WORK INSTRUCTIONS: This exercise asks for the entries below to be printed exactly.
[[ INFORMATION SHOWN open ]]
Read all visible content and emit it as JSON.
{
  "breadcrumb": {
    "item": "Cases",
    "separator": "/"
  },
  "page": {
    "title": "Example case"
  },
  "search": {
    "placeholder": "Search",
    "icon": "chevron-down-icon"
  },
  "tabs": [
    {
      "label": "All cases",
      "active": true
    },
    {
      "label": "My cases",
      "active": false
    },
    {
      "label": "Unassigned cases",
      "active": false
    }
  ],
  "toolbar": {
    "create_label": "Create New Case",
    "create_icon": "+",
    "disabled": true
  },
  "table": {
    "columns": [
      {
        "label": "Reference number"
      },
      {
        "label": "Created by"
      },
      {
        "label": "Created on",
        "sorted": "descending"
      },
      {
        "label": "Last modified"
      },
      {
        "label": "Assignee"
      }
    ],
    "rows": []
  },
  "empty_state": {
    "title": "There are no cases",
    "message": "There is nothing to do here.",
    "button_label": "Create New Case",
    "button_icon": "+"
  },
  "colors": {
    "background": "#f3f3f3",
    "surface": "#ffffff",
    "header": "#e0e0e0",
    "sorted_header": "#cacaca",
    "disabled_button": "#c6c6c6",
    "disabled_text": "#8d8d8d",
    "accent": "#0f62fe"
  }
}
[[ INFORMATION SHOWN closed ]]
PROBLEM SOLUTION:
Read all visible content and emit it as JSON.
{
  "breadcrumb": {
    "item": "Cases",
    "separator": "/"
  },
  "page": {
    "title": "Example case"
  },
  "search": {
    "placeholder": "Search",
    "icon": "chevron-down-icon"
  },
  "tabs": [
    {
      "label": "All cases",
      "active": true
    },
    {
      "label": "My cases",
      "active": false
    },
    {
      "label": "Unassigned cases",
      "active": false
    }
  ],
  "toolbar": {
    "create_label": "Create New Case",
    "create_icon": "+",
    "disabled": true
  },
  "table": {
    "columns": [
      {
        "label": "Reference number"
      },
      {
        "label": "Created by"
      },
      {
        "label": "Created on",
        "sorted": "descending"
      },
      {
        "label": "Last modified"
      },
      {
        "label": "Assignee"
      }
    ],
    "rows": []
  },
  "empty_state": {
    "title": "There are no cases",
    "message": "There is nothing to do here.",
    "button_label": "Create New Case",
    "button_icon": "+"
  },
  "colors": {
    "background": "#f3f3f3",
    "surface": "#ffffff",
    "header": "#e0e0e0",
    "sorted_header": "#cacaca",
    "disabled_button": "#c6c6c6",
    "disabled_text": "#8d8d8d",
    "accent": "#0f62fe"
  }
}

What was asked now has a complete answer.